Items listed in a dataset
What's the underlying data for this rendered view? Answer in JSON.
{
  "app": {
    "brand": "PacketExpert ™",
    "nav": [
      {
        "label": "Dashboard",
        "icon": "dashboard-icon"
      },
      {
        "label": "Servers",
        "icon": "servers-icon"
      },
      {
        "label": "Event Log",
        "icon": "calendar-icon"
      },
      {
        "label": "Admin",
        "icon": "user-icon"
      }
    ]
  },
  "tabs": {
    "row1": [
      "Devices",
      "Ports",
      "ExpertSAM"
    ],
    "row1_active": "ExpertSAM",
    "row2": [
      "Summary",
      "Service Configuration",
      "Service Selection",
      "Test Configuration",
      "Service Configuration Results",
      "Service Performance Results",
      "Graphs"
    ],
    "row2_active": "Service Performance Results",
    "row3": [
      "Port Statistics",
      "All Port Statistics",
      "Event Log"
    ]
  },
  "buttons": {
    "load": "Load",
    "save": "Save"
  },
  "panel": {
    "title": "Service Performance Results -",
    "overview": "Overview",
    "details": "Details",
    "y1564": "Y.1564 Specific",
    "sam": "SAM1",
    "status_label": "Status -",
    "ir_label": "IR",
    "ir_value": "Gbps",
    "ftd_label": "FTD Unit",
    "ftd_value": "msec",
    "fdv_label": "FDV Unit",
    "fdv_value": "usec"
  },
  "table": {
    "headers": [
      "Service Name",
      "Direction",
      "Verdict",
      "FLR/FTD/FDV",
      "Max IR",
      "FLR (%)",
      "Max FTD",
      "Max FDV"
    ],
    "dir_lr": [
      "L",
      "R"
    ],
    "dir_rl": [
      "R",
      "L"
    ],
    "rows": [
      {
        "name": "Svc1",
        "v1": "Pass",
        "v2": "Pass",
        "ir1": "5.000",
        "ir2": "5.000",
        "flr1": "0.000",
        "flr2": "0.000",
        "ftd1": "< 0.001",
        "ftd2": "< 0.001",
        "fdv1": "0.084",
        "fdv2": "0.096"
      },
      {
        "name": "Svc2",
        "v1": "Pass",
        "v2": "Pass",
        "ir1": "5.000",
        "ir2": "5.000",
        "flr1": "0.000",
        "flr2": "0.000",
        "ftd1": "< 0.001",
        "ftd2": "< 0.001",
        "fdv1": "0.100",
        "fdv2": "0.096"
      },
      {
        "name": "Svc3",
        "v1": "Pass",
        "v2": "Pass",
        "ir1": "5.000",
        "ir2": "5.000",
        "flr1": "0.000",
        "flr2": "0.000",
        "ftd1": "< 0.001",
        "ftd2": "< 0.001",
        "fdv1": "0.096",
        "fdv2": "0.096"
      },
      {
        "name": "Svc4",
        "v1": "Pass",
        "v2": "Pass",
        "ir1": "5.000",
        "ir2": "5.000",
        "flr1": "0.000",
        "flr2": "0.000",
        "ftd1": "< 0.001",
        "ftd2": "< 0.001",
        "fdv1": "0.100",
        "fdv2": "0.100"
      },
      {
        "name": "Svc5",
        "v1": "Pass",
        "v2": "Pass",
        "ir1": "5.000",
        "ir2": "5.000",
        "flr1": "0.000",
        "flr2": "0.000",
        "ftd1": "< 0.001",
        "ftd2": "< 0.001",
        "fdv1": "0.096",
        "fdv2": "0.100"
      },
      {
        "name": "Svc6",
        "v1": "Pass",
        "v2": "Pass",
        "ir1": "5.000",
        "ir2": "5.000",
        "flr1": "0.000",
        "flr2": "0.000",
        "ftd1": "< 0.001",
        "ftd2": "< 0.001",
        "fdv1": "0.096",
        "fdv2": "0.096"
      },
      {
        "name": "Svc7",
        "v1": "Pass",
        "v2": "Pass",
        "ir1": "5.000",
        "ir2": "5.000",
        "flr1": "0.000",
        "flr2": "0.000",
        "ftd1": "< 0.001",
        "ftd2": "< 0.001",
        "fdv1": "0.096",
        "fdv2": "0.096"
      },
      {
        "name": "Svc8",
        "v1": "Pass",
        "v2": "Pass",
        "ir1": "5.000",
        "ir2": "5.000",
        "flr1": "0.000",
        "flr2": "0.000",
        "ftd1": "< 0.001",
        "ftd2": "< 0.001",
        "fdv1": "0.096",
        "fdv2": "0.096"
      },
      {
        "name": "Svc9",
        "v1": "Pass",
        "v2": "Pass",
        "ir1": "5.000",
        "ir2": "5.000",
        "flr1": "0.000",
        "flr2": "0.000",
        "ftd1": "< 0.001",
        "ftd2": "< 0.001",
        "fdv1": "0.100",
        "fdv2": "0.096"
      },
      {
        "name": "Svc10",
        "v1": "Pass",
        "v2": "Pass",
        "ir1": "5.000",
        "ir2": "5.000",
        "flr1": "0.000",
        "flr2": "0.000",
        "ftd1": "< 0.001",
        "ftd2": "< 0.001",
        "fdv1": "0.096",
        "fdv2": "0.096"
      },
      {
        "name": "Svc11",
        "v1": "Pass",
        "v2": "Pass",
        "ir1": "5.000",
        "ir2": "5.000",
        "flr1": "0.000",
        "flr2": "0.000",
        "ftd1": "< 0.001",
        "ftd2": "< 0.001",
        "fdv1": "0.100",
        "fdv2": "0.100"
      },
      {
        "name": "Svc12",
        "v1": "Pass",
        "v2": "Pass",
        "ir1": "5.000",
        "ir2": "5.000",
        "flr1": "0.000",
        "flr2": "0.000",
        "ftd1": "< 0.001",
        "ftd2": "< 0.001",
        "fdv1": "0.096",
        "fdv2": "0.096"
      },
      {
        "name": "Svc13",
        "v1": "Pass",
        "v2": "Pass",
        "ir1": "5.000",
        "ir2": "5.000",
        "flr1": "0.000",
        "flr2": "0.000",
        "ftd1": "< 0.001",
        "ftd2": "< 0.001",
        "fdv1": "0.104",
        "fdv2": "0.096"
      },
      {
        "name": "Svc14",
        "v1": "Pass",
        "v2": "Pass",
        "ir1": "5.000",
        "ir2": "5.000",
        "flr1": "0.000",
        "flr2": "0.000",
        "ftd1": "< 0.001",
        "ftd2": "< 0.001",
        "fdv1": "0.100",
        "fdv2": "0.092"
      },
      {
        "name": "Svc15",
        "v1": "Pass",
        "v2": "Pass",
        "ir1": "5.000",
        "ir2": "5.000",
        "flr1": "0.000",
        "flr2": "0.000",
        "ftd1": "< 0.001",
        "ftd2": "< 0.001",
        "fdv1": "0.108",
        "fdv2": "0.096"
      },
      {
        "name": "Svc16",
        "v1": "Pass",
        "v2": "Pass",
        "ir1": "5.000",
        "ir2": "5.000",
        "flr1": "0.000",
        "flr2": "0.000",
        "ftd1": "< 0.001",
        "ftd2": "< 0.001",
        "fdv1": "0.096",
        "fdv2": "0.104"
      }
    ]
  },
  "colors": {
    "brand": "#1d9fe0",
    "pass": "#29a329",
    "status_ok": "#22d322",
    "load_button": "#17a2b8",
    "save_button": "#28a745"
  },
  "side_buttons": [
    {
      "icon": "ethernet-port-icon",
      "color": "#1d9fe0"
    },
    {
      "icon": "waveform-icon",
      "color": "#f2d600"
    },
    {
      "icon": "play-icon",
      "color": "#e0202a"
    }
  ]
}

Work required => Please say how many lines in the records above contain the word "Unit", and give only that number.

Response to this task => 2